* **INPUT RECORDS**
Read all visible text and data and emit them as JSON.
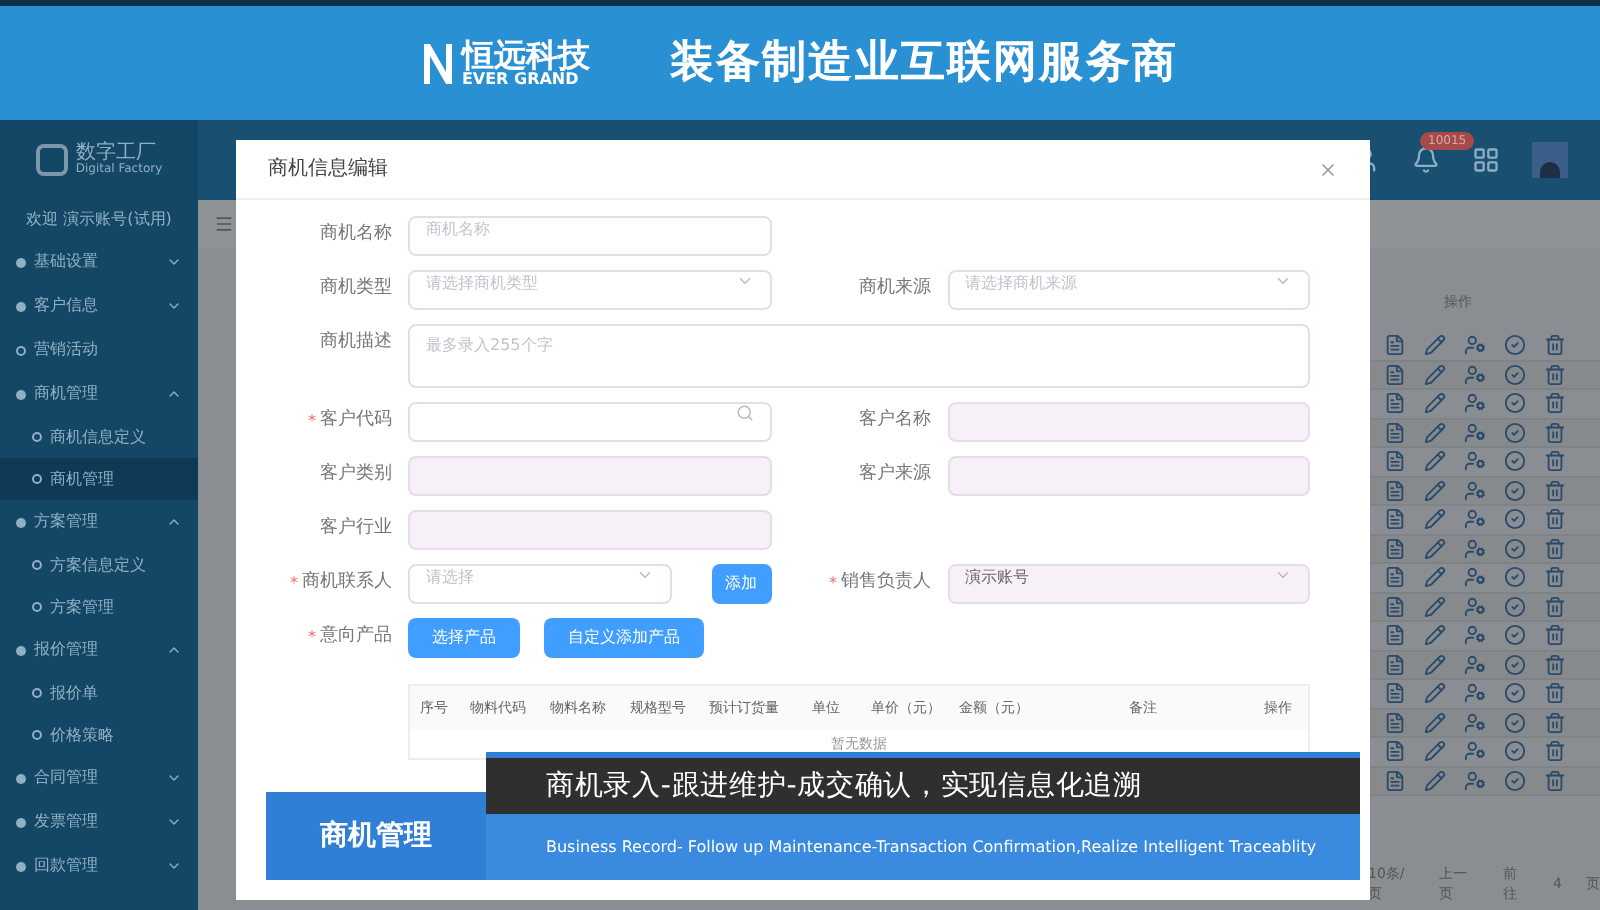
{
  "banner": {
    "logo_name": "恒远科技",
    "logo_sub": "EVER GRAND",
    "slogan": "装备制造业互联网服务商"
  },
  "app": {
    "name": "数字工厂",
    "name_en": "Digital Factory",
    "welcome": "欢迎 演示账号(试用)"
  },
  "header": {
    "badge": "10015"
  },
  "sidebar": {
    "items": [
      {
        "label": "基础设置",
        "expanded": false
      },
      {
        "label": "客户信息",
        "expanded": false
      },
      {
        "label": "营销活动",
        "kind": "leaf"
      },
      {
        "label": "商机管理",
        "expanded": true,
        "children": [
          {
            "label": "商机信息定义",
            "selected": false
          },
          {
            "label": "商机管理",
            "selected": true
          }
        ]
      },
      {
        "label": "方案管理",
        "expanded": true,
        "children": [
          {
            "label": "方案信息定义",
            "selected": false
          },
          {
            "label": "方案管理",
            "selected": false
          }
        ]
      },
      {
        "label": "报价管理",
        "expanded": true,
        "children": [
          {
            "label": "报价单",
            "selected": false
          },
          {
            "label": "价格策略",
            "selected": false
          }
        ]
      },
      {
        "label": "合同管理",
        "expanded": false
      },
      {
        "label": "发票管理",
        "expanded": false
      },
      {
        "label": "回款管理",
        "expanded": false
      }
    ]
  },
  "list": {
    "action_header": "操作",
    "pagination": {
      "page_size": "10条/页",
      "prev": "上一页",
      "goto": "前往",
      "page": "4",
      "page_suffix": "页"
    }
  },
  "dialog": {
    "title": "商机信息编辑",
    "rows": [
      [
        {
          "kind": "input",
          "label": "商机名称",
          "placeholder": "商机名称",
          "disabled": false
        }
      ],
      [
        {
          "kind": "select",
          "label": "商机类型",
          "placeholder": "请选择商机类型",
          "disabled": false
        },
        {
          "kind": "select",
          "label": "商机来源",
          "placeholder": "请选择商机来源",
          "disabled": false
        }
      ],
      [
        {
          "kind": "textarea",
          "label": "商机描述",
          "placeholder": "最多录入255个字",
          "disabled": false
        }
      ],
      [
        {
          "kind": "search",
          "label": "客户代码",
          "required": "*",
          "disabled": false
        },
        {
          "kind": "input",
          "label": "客户名称",
          "disabled": true
        }
      ],
      [
        {
          "kind": "input",
          "label": "客户类别",
          "disabled": true
        },
        {
          "kind": "input",
          "label": "客户来源",
          "disabled": true
        }
      ],
      [
        {
          "kind": "input",
          "label": "客户行业",
          "disabled": true
        }
      ],
      [
        {
          "kind": "select",
          "label": "商机联系人",
          "placeholder": "请选择",
          "required": "*",
          "disabled": false,
          "button": "添加"
        },
        {
          "kind": "select",
          "label": "销售负责人",
          "value": "演示账号",
          "required": "*",
          "disabled": true
        }
      ],
      [
        {
          "kind": "buttons",
          "label": "意向产品",
          "required": "*",
          "buttons": [
            "选择产品",
            "自定义添加产品"
          ]
        }
      ]
    ],
    "table": {
      "columns": [
        "序号",
        "物料代码",
        "物料名称",
        "规格型号",
        "预计订货量",
        "单位",
        "单价（元）",
        "金额（元）",
        "备注",
        "操作"
      ],
      "empty": "暂无数据"
    }
  },
  "caption": {
    "tag": "商机管理",
    "title": "商机录入-跟进维护-成交确认，实现信息化追溯",
    "subtitle": "Business Record- Follow up Maintenance-Transaction Confirmation,Realize Intelligent  Traceablity"
  }
}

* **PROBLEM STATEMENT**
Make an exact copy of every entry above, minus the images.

* **SOLUTION FOR THIS EXERCISE**
Read all visible text and data and emit them as JSON.
{
  "banner": {
    "logo_name": "恒远科技",
    "logo_sub": "EVER GRAND",
    "slogan": "装备制造业互联网服务商"
  },
  "app": {
    "name": "数字工厂",
    "name_en": "Digital Factory",
    "welcome": "欢迎 演示账号(试用)"
  },
  "header": {
    "badge": "10015"
  },
  "sidebar": {
    "items": [
      {
        "label": "基础设置",
        "expanded": false
      },
      {
        "label": "客户信息",
        "expanded": false
      },
      {
        "label": "营销活动",
        "kind": "leaf"
      },
      {
        "label": "商机管理",
        "expanded": true,
        "children": [
          {
            "label": "商机信息定义",
            "selected": false
          },
          {
            "label": "商机管理",
            "selected": true
          }
        ]
      },
      {
        "label": "方案管理",
        "expanded": true,
        "children": [
          {
            "label": "方案信息定义",
            "selected": false
          },
          {
            "label": "方案管理",
            "selected": false
          }
        ]
      },
      {
        "label": "报价管理",
        "expanded": true,
        "children": [
          {
            "label": "报价单",
            "selected": false
          },
          {
            "label": "价格策略",
            "selected": false
          }
        ]
      },
      {
        "label": "合同管理",
        "expanded": false
      },
      {
        "label": "发票管理",
        "expanded": false
      },
      {
        "label": "回款管理",
        "expanded": false
      }
    ]
  },
  "list": {
    "action_header": "操作",
    "pagination": {
      "page_size": "10条/页",
      "prev": "上一页",
      "goto": "前往",
      "page": "4",
      "page_suffix": "页"
    }
  },
  "dialog": {
    "title": "商机信息编辑",
    "rows": [
      [
        {
          "kind": "input",
          "label": "商机名称",
          "placeholder": "商机名称",
          "disabled": false
        }
      ],
      [
        {
          "kind": "select",
          "label": "商机类型",
          "placeholder": "请选择商机类型",
          "disabled": false
        },
        {
          "kind": "select",
          "label": "商机来源",
          "placeholder": "请选择商机来源",
          "disabled": false
        }
      ],
      [
        {
          "kind": "textarea",
          "label": "商机描述",
          "placeholder": "最多录入255个字",
          "disabled": false
        }
      ],
      [
        {
          "kind": "search",
          "label": "客户代码",
          "required": "*",
          "disabled": false
        },
        {
          "kind": "input",
          "label": "客户名称",
          "disabled": true
        }
      ],
      [
        {
          "kind": "input",
          "label": "客户类别",
          "disabled": true
        },
        {
          "kind": "input",
          "label": "客户来源",
          "disabled": true
        }
      ],
      [
        {
          "kind": "input",
          "label": "客户行业",
          "disabled": true
        }
      ],
      [
        {
          "kind": "select",
          "label": "商机联系人",
          "placeholder": "请选择",
          "required": "*",
          "disabled": false,
          "button": "添加"
        },
        {
          "kind": "select",
          "label": "销售负责人",
          "value": "演示账号",
          "required": "*",
          "disabled": true
        }
      ],
      [
        {
          "kind": "buttons",
          "label": "意向产品",
          "required": "*",
          "buttons": [
            "选择产品",
            "自定义添加产品"
          ]
        }
      ]
    ],
    "table": {
      "columns": [
        "序号",
        "物料代码",
        "物料名称",
        "规格型号",
        "预计订货量",
        "单位",
        "单价（元）",
        "金额（元）",
        "备注",
        "操作"
      ],
      "empty": "暂无数据"
    }
  },
  "caption": {
    "tag": "商机管理",
    "title": "商机录入-跟进维护-成交确认，实现信息化追溯",
    "subtitle": "Business Record- Follow up Maintenance-Transaction Confirmation,Realize Intelligent  Traceablity"
  }
}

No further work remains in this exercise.